▶ **Extracted material**
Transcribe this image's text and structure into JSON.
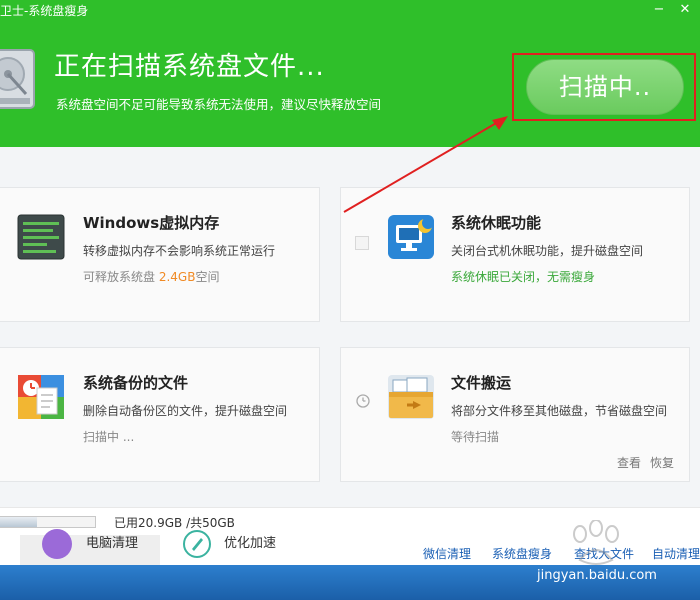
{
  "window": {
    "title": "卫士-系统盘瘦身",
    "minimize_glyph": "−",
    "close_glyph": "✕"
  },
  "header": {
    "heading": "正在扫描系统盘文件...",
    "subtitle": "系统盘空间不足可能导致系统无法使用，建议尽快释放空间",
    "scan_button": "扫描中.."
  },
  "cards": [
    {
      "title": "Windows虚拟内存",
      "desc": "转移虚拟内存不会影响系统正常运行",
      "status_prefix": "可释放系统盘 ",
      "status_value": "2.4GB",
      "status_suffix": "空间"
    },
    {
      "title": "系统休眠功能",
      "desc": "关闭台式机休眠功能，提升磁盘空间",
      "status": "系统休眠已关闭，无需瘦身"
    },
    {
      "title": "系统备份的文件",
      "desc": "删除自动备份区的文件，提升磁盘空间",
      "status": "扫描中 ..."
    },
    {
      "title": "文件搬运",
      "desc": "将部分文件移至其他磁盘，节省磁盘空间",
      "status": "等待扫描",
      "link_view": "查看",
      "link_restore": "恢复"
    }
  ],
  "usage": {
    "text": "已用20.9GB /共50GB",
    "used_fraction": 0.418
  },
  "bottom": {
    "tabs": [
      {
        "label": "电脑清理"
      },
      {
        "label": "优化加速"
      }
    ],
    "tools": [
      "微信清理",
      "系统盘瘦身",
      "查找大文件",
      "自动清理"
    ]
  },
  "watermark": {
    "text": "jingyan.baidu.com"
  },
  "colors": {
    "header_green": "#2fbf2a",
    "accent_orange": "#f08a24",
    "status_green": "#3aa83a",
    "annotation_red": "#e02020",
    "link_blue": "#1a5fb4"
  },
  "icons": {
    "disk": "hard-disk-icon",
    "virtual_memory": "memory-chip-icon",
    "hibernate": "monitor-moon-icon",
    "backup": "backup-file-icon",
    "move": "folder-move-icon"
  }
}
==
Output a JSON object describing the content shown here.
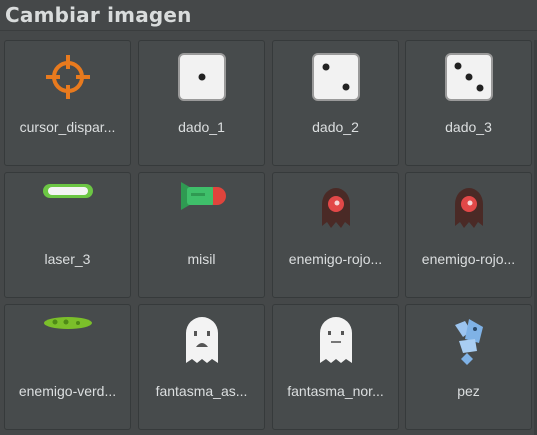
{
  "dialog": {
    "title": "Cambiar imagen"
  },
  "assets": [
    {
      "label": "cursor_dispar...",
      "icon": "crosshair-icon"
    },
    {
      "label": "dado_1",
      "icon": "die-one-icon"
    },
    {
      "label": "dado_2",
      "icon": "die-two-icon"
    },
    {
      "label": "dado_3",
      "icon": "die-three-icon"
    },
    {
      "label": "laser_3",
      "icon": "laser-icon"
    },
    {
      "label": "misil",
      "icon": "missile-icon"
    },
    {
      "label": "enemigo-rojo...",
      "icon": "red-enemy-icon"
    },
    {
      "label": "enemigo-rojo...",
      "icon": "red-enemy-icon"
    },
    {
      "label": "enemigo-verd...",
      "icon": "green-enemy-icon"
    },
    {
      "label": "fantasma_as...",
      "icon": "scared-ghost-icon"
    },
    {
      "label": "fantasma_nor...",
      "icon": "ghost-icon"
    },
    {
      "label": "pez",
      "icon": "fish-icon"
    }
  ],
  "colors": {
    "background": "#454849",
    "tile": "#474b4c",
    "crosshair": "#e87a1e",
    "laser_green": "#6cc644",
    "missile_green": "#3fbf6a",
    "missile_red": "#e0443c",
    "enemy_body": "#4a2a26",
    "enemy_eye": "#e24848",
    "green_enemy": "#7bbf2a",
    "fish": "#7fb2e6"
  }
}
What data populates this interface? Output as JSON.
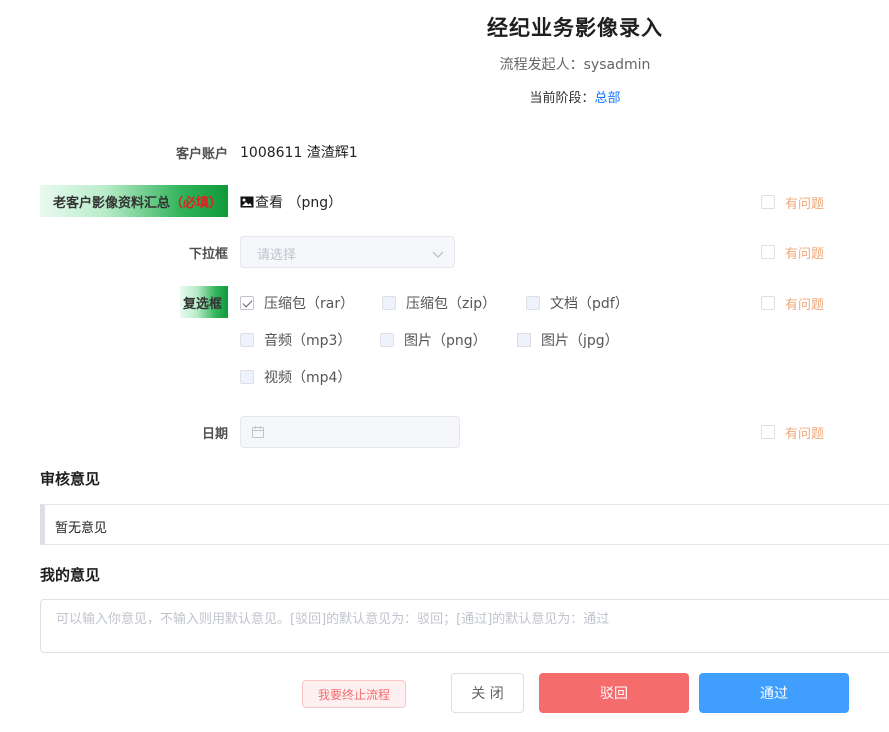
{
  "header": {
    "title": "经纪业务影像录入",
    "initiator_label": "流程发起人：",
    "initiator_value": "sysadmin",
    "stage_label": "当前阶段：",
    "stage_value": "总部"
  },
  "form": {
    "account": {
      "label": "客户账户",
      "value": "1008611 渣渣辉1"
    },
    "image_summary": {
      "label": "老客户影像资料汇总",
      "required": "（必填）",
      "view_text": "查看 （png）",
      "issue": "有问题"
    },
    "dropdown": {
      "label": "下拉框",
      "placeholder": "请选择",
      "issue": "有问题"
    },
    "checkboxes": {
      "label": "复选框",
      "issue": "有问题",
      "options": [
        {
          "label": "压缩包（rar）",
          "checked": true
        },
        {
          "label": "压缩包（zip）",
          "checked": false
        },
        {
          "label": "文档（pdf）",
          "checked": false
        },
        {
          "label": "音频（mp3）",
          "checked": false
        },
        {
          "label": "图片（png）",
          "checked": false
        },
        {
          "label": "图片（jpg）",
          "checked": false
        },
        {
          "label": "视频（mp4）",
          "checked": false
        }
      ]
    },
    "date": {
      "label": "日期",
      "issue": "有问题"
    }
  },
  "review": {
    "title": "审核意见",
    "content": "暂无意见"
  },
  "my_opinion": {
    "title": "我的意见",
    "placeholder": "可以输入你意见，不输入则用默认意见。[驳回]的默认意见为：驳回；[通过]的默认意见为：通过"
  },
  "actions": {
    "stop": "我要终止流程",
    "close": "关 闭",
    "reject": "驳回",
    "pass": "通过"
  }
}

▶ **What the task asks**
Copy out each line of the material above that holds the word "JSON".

▶ **Solved exercise**
Transcribe this image's text and structure into JSON.
Output a JSON object describing the content shown here.
What data populates this interface? Output as JSON.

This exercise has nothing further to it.